Activity:
Your task is to output the data exactly as it stands.

Provided information:
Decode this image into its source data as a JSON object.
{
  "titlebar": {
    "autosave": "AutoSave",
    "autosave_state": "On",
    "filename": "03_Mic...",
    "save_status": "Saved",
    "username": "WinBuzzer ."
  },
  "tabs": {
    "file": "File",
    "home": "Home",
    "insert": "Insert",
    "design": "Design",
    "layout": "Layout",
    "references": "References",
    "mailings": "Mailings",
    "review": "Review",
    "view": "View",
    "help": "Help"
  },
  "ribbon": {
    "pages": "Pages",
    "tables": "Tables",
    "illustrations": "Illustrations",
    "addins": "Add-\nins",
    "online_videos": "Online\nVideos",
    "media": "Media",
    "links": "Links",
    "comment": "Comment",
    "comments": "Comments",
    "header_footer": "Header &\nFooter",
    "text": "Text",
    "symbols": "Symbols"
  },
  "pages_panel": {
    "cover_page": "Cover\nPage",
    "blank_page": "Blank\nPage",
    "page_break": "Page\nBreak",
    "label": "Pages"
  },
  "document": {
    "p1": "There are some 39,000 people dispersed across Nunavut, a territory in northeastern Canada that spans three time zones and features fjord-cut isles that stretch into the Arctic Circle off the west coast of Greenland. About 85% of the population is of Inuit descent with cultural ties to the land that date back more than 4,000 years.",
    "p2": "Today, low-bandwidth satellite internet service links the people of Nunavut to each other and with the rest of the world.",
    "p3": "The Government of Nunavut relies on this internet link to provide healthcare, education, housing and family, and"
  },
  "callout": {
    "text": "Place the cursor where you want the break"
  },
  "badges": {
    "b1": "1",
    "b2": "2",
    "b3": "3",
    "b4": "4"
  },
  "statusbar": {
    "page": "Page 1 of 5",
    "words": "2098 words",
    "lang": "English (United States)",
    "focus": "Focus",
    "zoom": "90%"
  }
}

Result for this task:
Decode this image into its source data as a JSON object.
{
  "titlebar": {
    "autosave": "AutoSave",
    "autosave_state": "On",
    "filename": "03_Mic...",
    "save_status": "Saved",
    "username": "WinBuzzer ."
  },
  "tabs": {
    "file": "File",
    "home": "Home",
    "insert": "Insert",
    "design": "Design",
    "layout": "Layout",
    "references": "References",
    "mailings": "Mailings",
    "review": "Review",
    "view": "View",
    "help": "Help"
  },
  "ribbon": {
    "pages": "Pages",
    "tables": "Tables",
    "illustrations": "Illustrations",
    "addins": "Add-\nins",
    "online_videos": "Online\nVideos",
    "media": "Media",
    "links": "Links",
    "comment": "Comment",
    "comments": "Comments",
    "header_footer": "Header &\nFooter",
    "text": "Text",
    "symbols": "Symbols"
  },
  "pages_panel": {
    "cover_page": "Cover\nPage",
    "blank_page": "Blank\nPage",
    "page_break": "Page\nBreak",
    "label": "Pages"
  },
  "document": {
    "p1": "There are some 39,000 people dispersed across Nunavut, a territory in northeastern Canada that spans three time zones and features fjord-cut isles that stretch into the Arctic Circle off the west coast of Greenland. About 85% of the population is of Inuit descent with cultural ties to the land that date back more than 4,000 years.",
    "p2": "Today, low-bandwidth satellite internet service links the people of Nunavut to each other and with the rest of the world.",
    "p3": "The Government of Nunavut relies on this internet link to provide healthcare, education, housing and family, and"
  },
  "callout": {
    "text": "Place the cursor where you want the break"
  },
  "badges": {
    "b1": "1",
    "b2": "2",
    "b3": "3",
    "b4": "4"
  },
  "statusbar": {
    "page": "Page 1 of 5",
    "words": "2098 words",
    "lang": "English (United States)",
    "focus": "Focus",
    "zoom": "90%"
  }
}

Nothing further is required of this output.